To reverse this, the House must also vote for the bill, which confines tax rises to individuals earning $400,000 or more a year and households earning $450,000 or more. It postpones spending cuts for two months, to allow further negotiations. Estate tax also rises, to 40% from 35%, but inheritances below $5m are exempted from the increase. Benefits for the unemployed are extended for another year.
The House presents a much bigger hurdle than the Senate, not only because the Republicans have a majority but because of the presence of a bloc of Tea Party-backed Republicans. The Republicans have 241 members to the Democrats’ 191.
Boehner’s instinct is towards compromise but he has had trouble keeping the Tea Party bloc under control. Theoretically, he has enough votes to push a bill through, but he is coming up for re-election as Speaker and will not want to alienate conservative Republicans.
The deal was thrashed out in the past few days between Biden and the Republican leader in the Senate, Mitch McConnell. It partly fulfills one of Obama’s election campaign promises: to raise taxes on the wealthiest. But Obama was forced to compromise: he wanted higher taxes to kick in at $250,000 a year.
In a statement, the White House welcomed the compromise: “For the first time in 20 years, Congress will have acted on a bipartisan basis to vote for significant new revenue. This means millionaires and billionaires will pay their fair share to reduce the deficit through a combination of permanent tax rate increases and reduced tax benefits.”
The statement added that 98% of families would not face tax rises, assuming the House also voted for the deal.
Obama had wanted, as part of a deal, an assurance from the Republicans that they would not mount another showdown in a few months’ time, when he has to raise the debt ceiling. But he failed to get this, ensuring yet another confronation between the White House and Repubicans in Congress in late February and early March.

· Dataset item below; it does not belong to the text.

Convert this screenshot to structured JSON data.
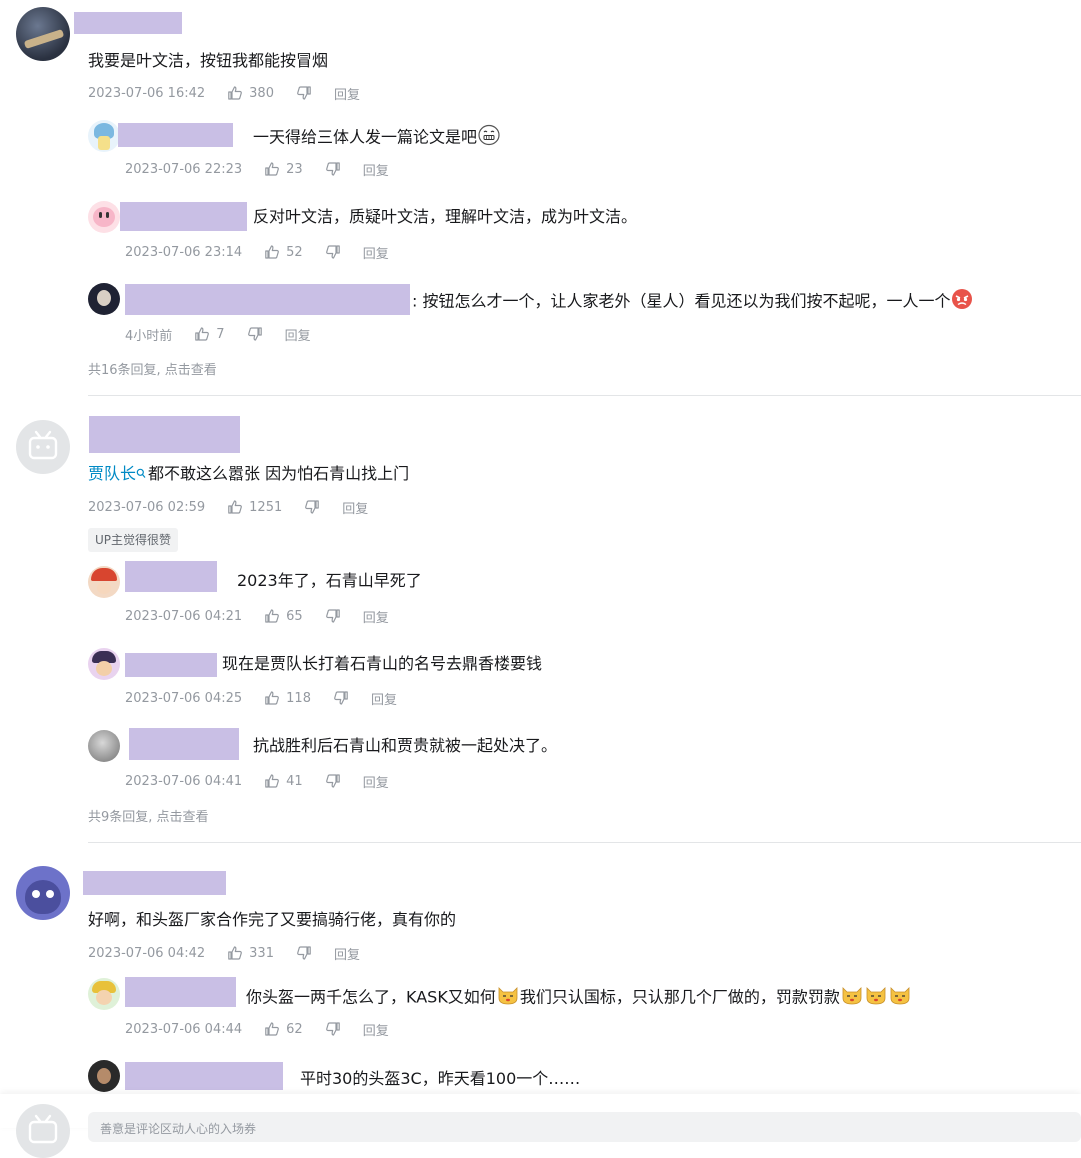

The Republican senator John McCain, who voted for the deal, said: “Despite my disappointment with many aspects of this agreement, I cannot in good conscience stand by and watch taxes go up on all Americans.
“However, it should be embarrassing to all of us that it took until the last hours of the last day of the year to address an issue we should have dealt with months ago. This marks another sad chapter in what has been the least productive Congress since 1947.”

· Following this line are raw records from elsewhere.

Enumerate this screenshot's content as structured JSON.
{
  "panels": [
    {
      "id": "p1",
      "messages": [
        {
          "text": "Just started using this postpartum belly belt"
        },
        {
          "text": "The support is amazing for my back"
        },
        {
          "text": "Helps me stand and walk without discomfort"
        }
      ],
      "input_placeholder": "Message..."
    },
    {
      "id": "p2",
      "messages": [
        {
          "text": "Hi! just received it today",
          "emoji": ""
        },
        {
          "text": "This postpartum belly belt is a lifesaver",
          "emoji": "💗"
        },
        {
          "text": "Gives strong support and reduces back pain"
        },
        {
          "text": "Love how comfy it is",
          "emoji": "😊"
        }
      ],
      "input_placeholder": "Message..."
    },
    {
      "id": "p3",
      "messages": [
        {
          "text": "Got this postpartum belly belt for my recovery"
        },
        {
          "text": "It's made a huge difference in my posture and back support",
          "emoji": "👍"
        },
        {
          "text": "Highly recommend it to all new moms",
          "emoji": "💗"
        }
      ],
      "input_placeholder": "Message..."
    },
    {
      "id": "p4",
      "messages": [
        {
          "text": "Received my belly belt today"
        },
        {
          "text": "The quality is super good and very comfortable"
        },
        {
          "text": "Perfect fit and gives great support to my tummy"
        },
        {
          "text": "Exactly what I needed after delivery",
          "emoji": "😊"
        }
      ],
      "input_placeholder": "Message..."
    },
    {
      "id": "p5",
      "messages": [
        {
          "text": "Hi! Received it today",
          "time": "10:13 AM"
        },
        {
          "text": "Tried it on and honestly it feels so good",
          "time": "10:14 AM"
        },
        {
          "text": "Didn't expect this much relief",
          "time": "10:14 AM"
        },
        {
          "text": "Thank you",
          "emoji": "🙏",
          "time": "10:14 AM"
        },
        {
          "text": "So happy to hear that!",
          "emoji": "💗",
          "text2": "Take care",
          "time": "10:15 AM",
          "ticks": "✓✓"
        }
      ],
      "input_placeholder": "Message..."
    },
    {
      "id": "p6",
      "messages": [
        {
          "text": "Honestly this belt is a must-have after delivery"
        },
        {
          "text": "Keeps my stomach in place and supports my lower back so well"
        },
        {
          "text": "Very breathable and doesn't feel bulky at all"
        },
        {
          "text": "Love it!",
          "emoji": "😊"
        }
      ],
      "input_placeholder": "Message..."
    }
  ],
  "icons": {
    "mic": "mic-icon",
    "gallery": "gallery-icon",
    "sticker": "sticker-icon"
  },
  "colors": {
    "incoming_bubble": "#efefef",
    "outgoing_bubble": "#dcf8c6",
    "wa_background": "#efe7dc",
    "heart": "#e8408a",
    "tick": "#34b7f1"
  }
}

• Taxes will rise for individuals earning more than $400,000 and households that make more then $450,000, with the rate rising to a maximum of 39.6% from the current 35%. Capital gains and dividends in excess of those amounts would be taxed at 20%, up from 15%
• Estate tax will rise to 40% on the portion of estates exceeding $5m in value. At the insistence of Republicans, the $5m threshold would rise each year with inflation.
• Tax breaks will be maintained for families with children, for low-earning taxpayers and for those with a child in college. The alternative minimum tax, which was due to expand to affect an estimated 28 million households for the first time in 2013, with an average increase of more than $3,000, remains at its present level.
• The deal leaves untouched a scheduled 2 percentage point increase in the payroll tax, ending a temporary reduction enacted two years ago to help revive the economy.
• Benefits for the long-term unemployed, which were about to expire for an estimated two million jobless Americans, will be extended for a year.
• A 27% cut in fees for doctors who treat Medicare patients will be postponed for a year. Also included in the deal is a provision to prevent a threatened spike in milk prices.